··· RECORDS PROVIDED ···
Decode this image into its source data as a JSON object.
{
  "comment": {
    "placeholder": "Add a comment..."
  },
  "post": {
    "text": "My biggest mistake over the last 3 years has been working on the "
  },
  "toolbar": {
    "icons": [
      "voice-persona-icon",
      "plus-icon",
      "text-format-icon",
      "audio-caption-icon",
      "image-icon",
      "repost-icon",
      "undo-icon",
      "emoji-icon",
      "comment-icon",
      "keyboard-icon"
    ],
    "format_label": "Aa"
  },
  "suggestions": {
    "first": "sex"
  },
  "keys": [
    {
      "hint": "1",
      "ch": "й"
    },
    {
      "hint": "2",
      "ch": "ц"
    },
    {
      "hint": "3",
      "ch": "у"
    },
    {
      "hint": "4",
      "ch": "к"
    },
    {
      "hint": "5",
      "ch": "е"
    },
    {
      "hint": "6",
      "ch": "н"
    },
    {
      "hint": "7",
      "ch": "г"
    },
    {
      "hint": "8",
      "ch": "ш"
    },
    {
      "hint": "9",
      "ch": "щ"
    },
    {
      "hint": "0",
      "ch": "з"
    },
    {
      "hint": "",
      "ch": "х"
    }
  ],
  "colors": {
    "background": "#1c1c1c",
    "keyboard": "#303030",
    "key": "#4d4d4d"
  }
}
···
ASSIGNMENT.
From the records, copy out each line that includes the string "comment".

REPLY.
  "comment": {
    "placeholder": "Add a comment..."
      "comment-icon",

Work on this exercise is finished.